There are of course limitations to our study, the most obvious being that it is focused on a limited field of medicine, chest radiology, so we cannot simply assume that this will be mirrored in other areas of medical practice. What if we were to use vignets of disease rather than pictures that can be judged in the blink of an eye? Would we find similar effects?
Another is the limited number of cases used—students were trained for only 4 cases, and demonstrated success in knowledge transfer and retention. However, in Hatala et al’s (2003) study which used ECGs, and a greater number of case examples, transfer did not occur as hoped (Hatala et al., 2003). It is therefore worth questioning what might happen to transfer and retention if the number of cases in our study were increased?
A further limitation to bear in mind is that the chest x-rays were considered in isolation. In professional practice, x-rays are a part of the diagnostic process, and the diagnosis seen on the X-ray is made in the context of a patient history, examination and other investigation findings. If this information was available, would this make the task of interpreting the x-ray easier, or perhaps more difficult, and how would this impact the likelihood of knowledge transfer and retention?
So, where do we go from here? We have managed to show that the experiment described promotes transfer of the learned knowledge to similar and less similar cases, and not simply recognition of the images trained for. Next, it would be pertinent to consider using this paradigm with a greater array of cases, perhaps in the context of more patient information, such as history and examination to assess how this affects the participants ability to retain and transfer their new found knowledge. We have also noted that this study focusses on a limited area of medicine—so, could this experiment be extended to other specialities, such as histopathology and dermatology to test how far this training is successful outside of the field of radiology?
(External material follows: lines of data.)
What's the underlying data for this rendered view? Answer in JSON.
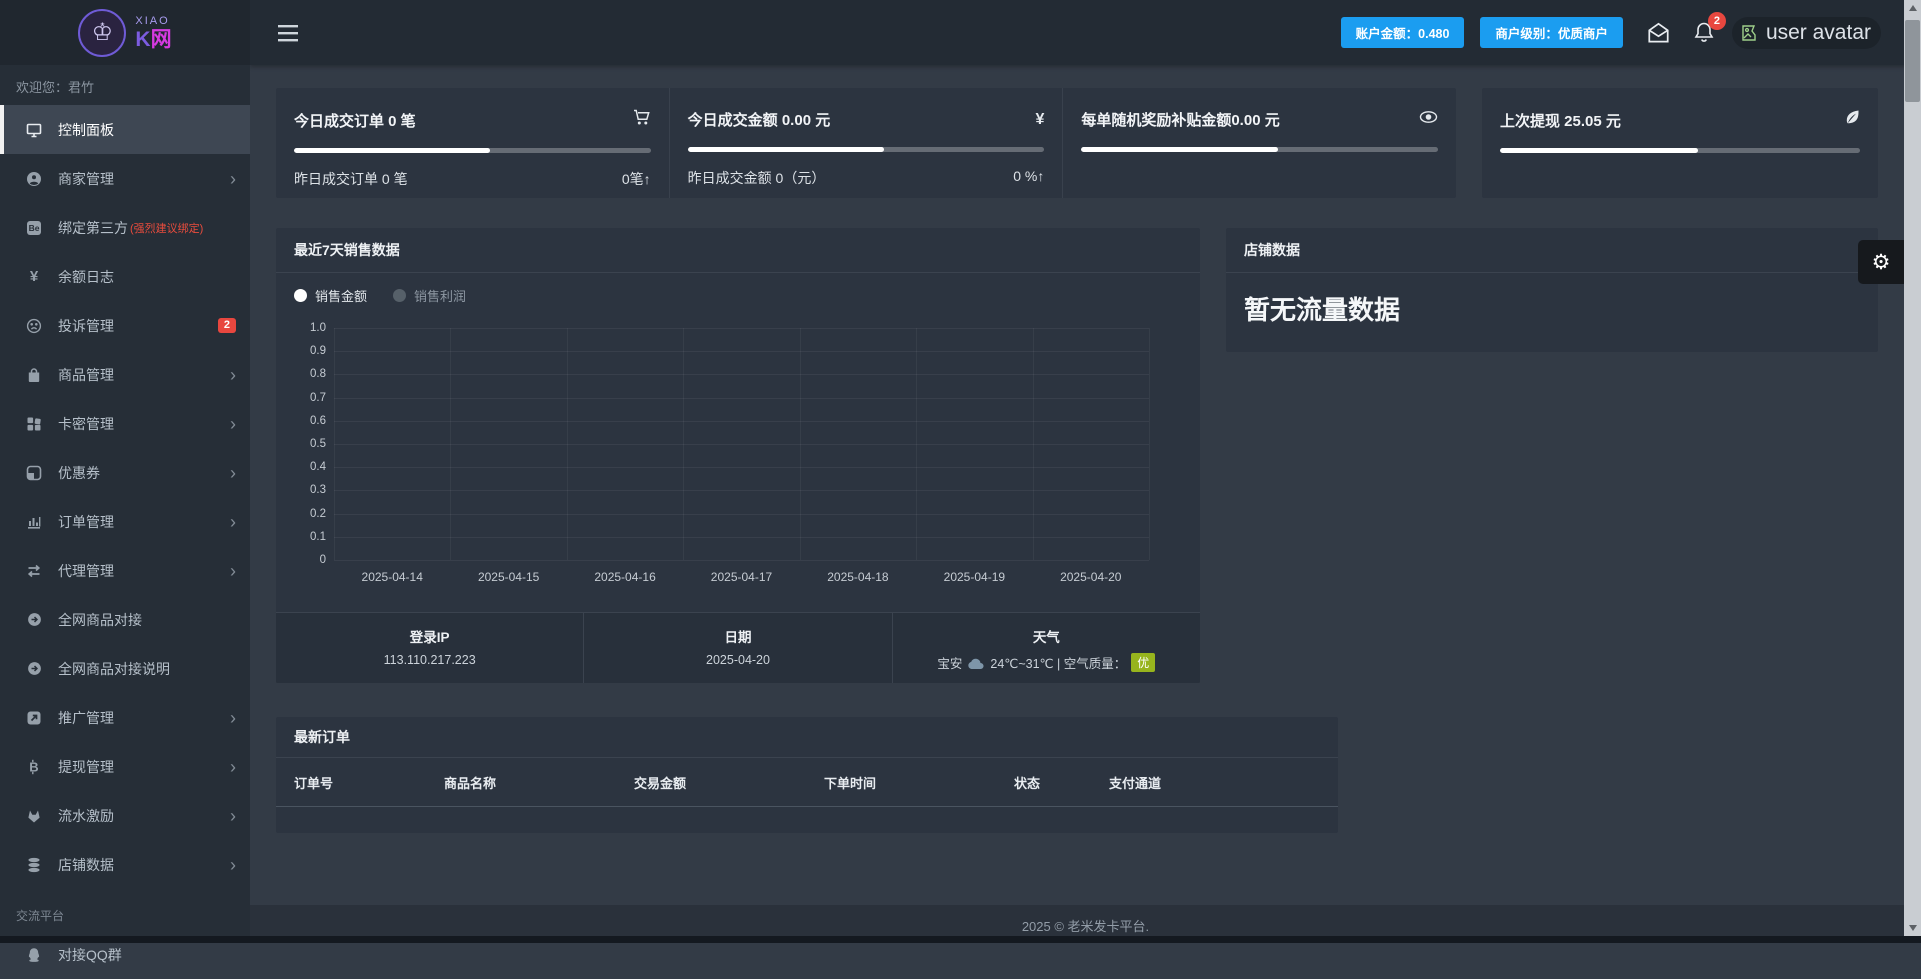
{
  "colors": {
    "accent_blue": "#1b9df0",
    "badge_red": "#e8473f",
    "aqi_green": "#97b41d",
    "brand_purple": "#7c5ce0",
    "brand_magenta": "#d63ae1",
    "legend_white": "#ffffff",
    "legend_gray": "#566069"
  },
  "sidebar": {
    "logo": {
      "xiao": "XIAO",
      "kw_k": "K",
      "kw_net": "网",
      "mark": "♔"
    },
    "greeting": "欢迎您：君竹",
    "section_label": "交流平台",
    "items": [
      {
        "label": "控制面板",
        "icon": "monitor-icon",
        "active": true
      },
      {
        "label": "商家管理",
        "icon": "person-icon",
        "chevron": true
      },
      {
        "label": "绑定第三方",
        "icon": "be-icon",
        "suffix": "(强烈建议绑定)"
      },
      {
        "label": "余额日志",
        "icon": "yen-icon"
      },
      {
        "label": "投诉管理",
        "icon": "frown-icon",
        "badge": "2"
      },
      {
        "label": "商品管理",
        "icon": "bag-icon",
        "chevron": true
      },
      {
        "label": "卡密管理",
        "icon": "grid-icon",
        "chevron": true
      },
      {
        "label": "优惠券",
        "icon": "coupon-icon",
        "chevron": true
      },
      {
        "label": "订单管理",
        "icon": "barchart-icon",
        "chevron": true
      },
      {
        "label": "代理管理",
        "icon": "swap-icon",
        "chevron": true
      },
      {
        "label": "全网商品对接",
        "icon": "arrow-circle-icon"
      },
      {
        "label": "全网商品对接说明",
        "icon": "arrow-circle-icon"
      },
      {
        "label": "推广管理",
        "icon": "external-icon",
        "chevron": true
      },
      {
        "label": "提现管理",
        "icon": "bitcoin-icon",
        "chevron": true
      },
      {
        "label": "流水激励",
        "icon": "fox-icon",
        "chevron": true
      },
      {
        "label": "店铺数据",
        "icon": "database-icon",
        "chevron": true
      },
      {
        "type": "section",
        "label": "交流平台"
      },
      {
        "label": "对接QQ群",
        "icon": "qq-icon"
      }
    ]
  },
  "topbar": {
    "account_balance_button": "账户金额：0.480",
    "merchant_level_button": "商户级别：优质商户",
    "notification_count": "2",
    "avatar_alt": "user avatar"
  },
  "stat_cards": [
    {
      "title": "今日成交订单 0 笔",
      "icon": "cart-icon",
      "progress_pct": 55,
      "bottom_left": "昨日成交订单 0 笔",
      "bottom_right": "0笔↑"
    },
    {
      "title": "今日成交金额 0.00 元",
      "icon": "yen-icon",
      "progress_pct": 55,
      "bottom_left": "昨日成交金额 0（元）",
      "bottom_right": "0 %↑"
    },
    {
      "title": "每单随机奖励补贴金额0.00 元",
      "icon": "eye-icon",
      "progress_pct": 55,
      "bottom_left": "",
      "bottom_right": ""
    },
    {
      "title": "上次提现 25.05 元",
      "icon": "leaf-icon",
      "progress_pct": 55,
      "bottom_left": "",
      "bottom_right": ""
    }
  ],
  "chart_panel": {
    "title": "最近7天销售数据",
    "legend": [
      {
        "label": "销售金额",
        "color": "#ffffff",
        "text_color": "#e3e8ec"
      },
      {
        "label": "销售利润",
        "color": "#566069",
        "text_color": "#8d97a2"
      }
    ]
  },
  "chart_data": {
    "type": "line",
    "title": "最近7天销售数据",
    "x": [
      "2025-04-14",
      "2025-04-15",
      "2025-04-16",
      "2025-04-17",
      "2025-04-18",
      "2025-04-19",
      "2025-04-20"
    ],
    "series": [
      {
        "name": "销售金额",
        "values": [
          0,
          0,
          0,
          0,
          0,
          0,
          0
        ]
      },
      {
        "name": "销售利润",
        "values": [
          0,
          0,
          0,
          0,
          0,
          0,
          0
        ]
      }
    ],
    "ylim": [
      0,
      1.0
    ],
    "yticks": [
      "1.0",
      "0.9",
      "0.8",
      "0.7",
      "0.6",
      "0.5",
      "0.4",
      "0.3",
      "0.2",
      "0.1",
      "0"
    ],
    "grid": true,
    "legend_position": "top-left"
  },
  "info_row": {
    "login_ip_label": "登录IP",
    "login_ip_value": "113.110.217.223",
    "date_label": "日期",
    "date_value": "2025-04-20",
    "weather_label": "天气",
    "weather_city": "宝安",
    "weather_text": "24℃~31℃ | 空气质量：",
    "weather_badge": "优"
  },
  "shop_panel": {
    "title": "店铺数据",
    "empty_text": "暂无流量数据"
  },
  "orders_panel": {
    "title": "最新订单",
    "columns": [
      "订单号",
      "商品名称",
      "交易金额",
      "下单时间",
      "状态",
      "支付通道"
    ]
  },
  "footer": {
    "copyright": "2025 © 老米发卡平台."
  }
}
Additionally, having focused on novice medical students, it would seem appropriate to explore this paradigm in more experienced physicians to assess how far the underlying level of experience affects knowledge transfer.